Nguyen displayed his dark humor one day on set, during the filming of a movie-within-a-movie that skewers Hollywood’s one-dimensional depictions of the war. Nguyen asked to be cast as a nameless Vietnamese villager who gets blown up by the inner movie’s American heroes, as a symbol for how casually Hollywood treated mangled Asian bodies. “I just thought it would be appropriate for the author to be killed,” Nguyen told me, wryly. Instead, he was inserted into the show as a photographer at a party.

The adaptation is fairly faithful to the novel. Park and co-showrunner Don McKellar punched up the spy elements, making Xuande’s protagonist, referred to only as the Captain, into more of a noir action hero. That tweak meant that while the character is by no means an angel, he is slightly less brutal than in the novel. A scene in which he wields homophobic tactics to force a confession was altered, for example. “If you make him like Steve McQueen, he’s going to be very charming and sexy,” McKellar says. “It wasn’t to soften him. It just felt natural that in the visual medium, we had to lean into the movie-star appeal more.”

Another key decision that Park made was to have several of the white American characters—a Congressman, a filmmaker, a professor, a CIA agent—be played by one single actor. Park hoped to drive home a conceit central to The Sympathizer: that imperialist systems of power are entwined and overlapping. Park’s top choice was Robert Downey Jr., who agreed to take on the multifaceted challenge and serve as an executive producer with his wife Susan Downey, under the banner of their production company Team Downey. Downey Jr.’s presence also adds a meta layer of meaning. Many viewers, especially younger ones, know him best as Iron Man, whom Marvel’s Stan Lee envisioned as the “quintessential capitalist”: a billionaire fighting communism and supplying arms to the U.S. military. Iron Man was first introduced in a 1963 comic, fighting in Vietnam alongside Americans against the racist caricature Wong-Chu, the “red guerrilla tyrant.”

But Nguyen and Park make clear that The Sympathizer is neither pro-North Vietnam nor anti-America. Some of the novel’s searing condemnations are aimed at the Vietnamese government, which led to roadblocks in getting the book published in the country, Nguyen says. McKellar says they tried hard to film in Vietnam—sending hundreds of letters to the censor board—but did not get permission. (They ended up using Thailand as a substitute.) “I expect that [the Vietnamese government] will be pretty unhappy,” McKellar says.

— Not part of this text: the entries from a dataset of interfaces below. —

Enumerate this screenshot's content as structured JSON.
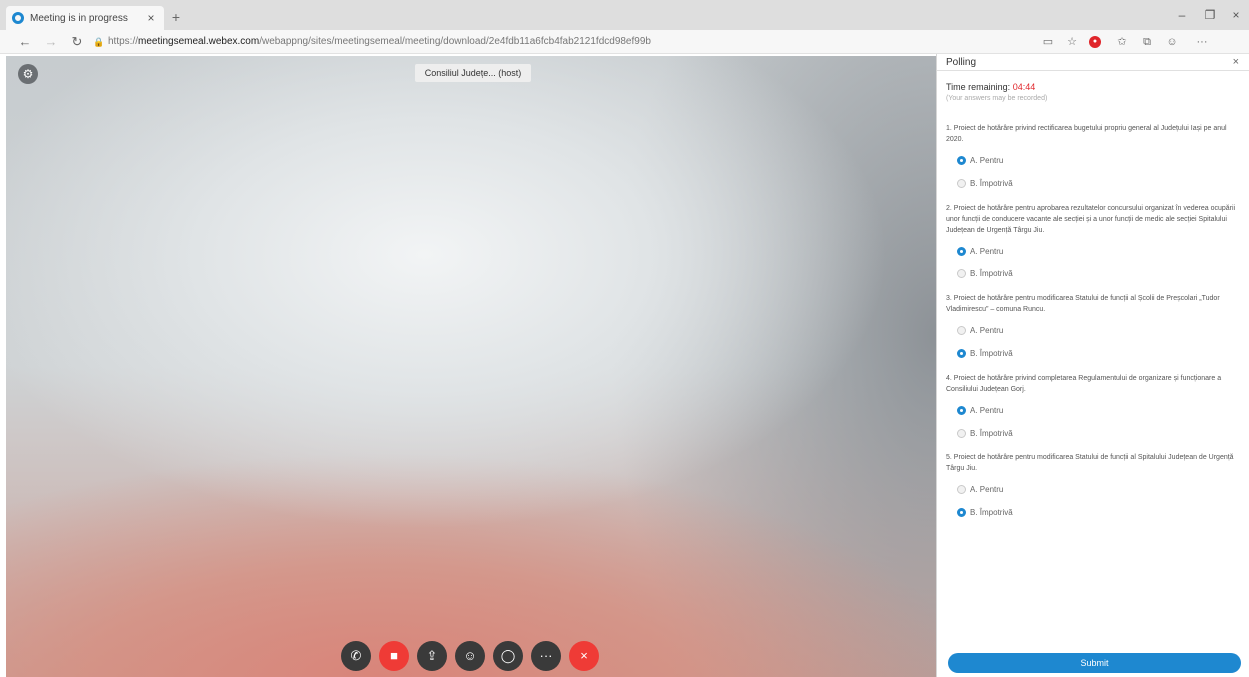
{
  "browser": {
    "tab_title": "Meeting is in progress",
    "tab_close": "×",
    "new_tab": "+",
    "window_controls": {
      "minimize": "–",
      "restore": "❐",
      "close": "×"
    },
    "nav": {
      "back": "←",
      "forward": "→",
      "reload": "↻",
      "lock": "🔒"
    },
    "url_prefix": "https://",
    "url_host": "meetingsemeal.webex.com",
    "url_path": "/webappng/sites/meetingsemeal/meeting/download/2e4fdb11a6fcb4fab2121fdcd98ef99b",
    "toolbar_icons": [
      "reader-icon",
      "star-icon",
      "extension-icon",
      "favorites-icon",
      "collections-icon",
      "profile-icon",
      "more-icon"
    ],
    "toolbar_glyphs": {
      "reader": "▭",
      "star": "☆",
      "extension": "●",
      "favorites": "✩",
      "collections": "⧉",
      "profile": "☺",
      "more": "···"
    }
  },
  "video": {
    "settings_glyph": "⚙",
    "name_badge": "Consiliul Județe... (host)",
    "controls": [
      {
        "name": "audio-button",
        "glyph": "✆",
        "red": false
      },
      {
        "name": "video-button",
        "glyph": "■",
        "red": true
      },
      {
        "name": "share-button",
        "glyph": "⇪",
        "red": false
      },
      {
        "name": "participants-button",
        "glyph": "☺",
        "red": false
      },
      {
        "name": "chat-button",
        "glyph": "◯",
        "red": false
      },
      {
        "name": "more-button",
        "glyph": "···",
        "red": false
      },
      {
        "name": "leave-button",
        "glyph": "×",
        "red": true
      }
    ]
  },
  "poll": {
    "title": "Polling",
    "close": "×",
    "time_label": "Time remaining:",
    "time_value": "04:44",
    "time_sub": "(Your answers may be recorded)",
    "questions": [
      {
        "text": "1. Proiect de hotărâre privind rectificarea bugetului propriu general al Județului Iași pe anul 2020.",
        "options": [
          {
            "label": "A. Pentru",
            "checked": true
          },
          {
            "label": "B. Împotrivă",
            "checked": false
          }
        ]
      },
      {
        "text": "2. Proiect de hotărâre pentru aprobarea rezultatelor concursului organizat în vederea ocupării unor funcții de conducere vacante ale secției și a unor funcții de medic ale secției Spitalului Județean de Urgență Târgu Jiu.",
        "options": [
          {
            "label": "A. Pentru",
            "checked": true
          },
          {
            "label": "B. Împotrivă",
            "checked": false
          }
        ]
      },
      {
        "text": "3. Proiect de hotărâre pentru modificarea Statului de funcții al Școlii de Preșcolari „Tudor Vladimirescu” – comuna Runcu.",
        "options": [
          {
            "label": "A. Pentru",
            "checked": false
          },
          {
            "label": "B. Împotrivă",
            "checked": true
          }
        ]
      },
      {
        "text": "4. Proiect de hotărâre privind completarea Regulamentului de organizare și funcționare a Consiliului Județean Gorj.",
        "options": [
          {
            "label": "A. Pentru",
            "checked": true
          },
          {
            "label": "B. Împotrivă",
            "checked": false
          }
        ]
      },
      {
        "text": "5. Proiect de hotărâre pentru modificarea Statului de funcții al Spitalului Județean de Urgență Târgu Jiu.",
        "options": [
          {
            "label": "A. Pentru",
            "checked": false
          },
          {
            "label": "B. Împotrivă",
            "checked": true
          }
        ]
      }
    ],
    "submit_label": "Submit"
  }
}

While The Sympathizer spares no faction from criticism, both the book and series also harbor overt ideological aims. Nguyen is something of a progressive firebrand on social media and in public speaking appearances, and doesn’t hide his political goals for the show. Chief among these is challenging audiences to reckon with the corrosive global effects of American power and racism. “There’s a general allergy to this idea that literature or art can have any didactic or political function,” he says. “I think that’s wrong.”

Nguyen hopes the show will reveal the war’s place in American history and its relevance to conflicts still unfolding today. “Americans want to understand their wars as discrete things,” Nguyen says. “But if we’re talking about these wars in Asia, what we’re really talking about is an extension of America’s campaign from its very earliest settlement to continue expanding westwards, all the way to China. It’s all part of the same history.”

That history, Nguyen argues, extends to the U.S.’s support of Israel. In October, a week after the Gaza attacks, Nguyen signed a letter criticizing Israel’s retaliatory attack on Gaza. The Manhattan venue 92NY pulled Nguyen from a book talk promoting his memoir, A Man of Two Faces. Nguyen says that despite potential repercussions, he was inspired by Martin Luther King Jr., who stumped against the Vietnam War and its “deadly Western arrogance” in 1967. Nguyen penned a foreword to a reprint of that speech this year. “Here was a man who extended his principles from the cause of Black liberation to the cause of being against American imperialism and what he saw as a rac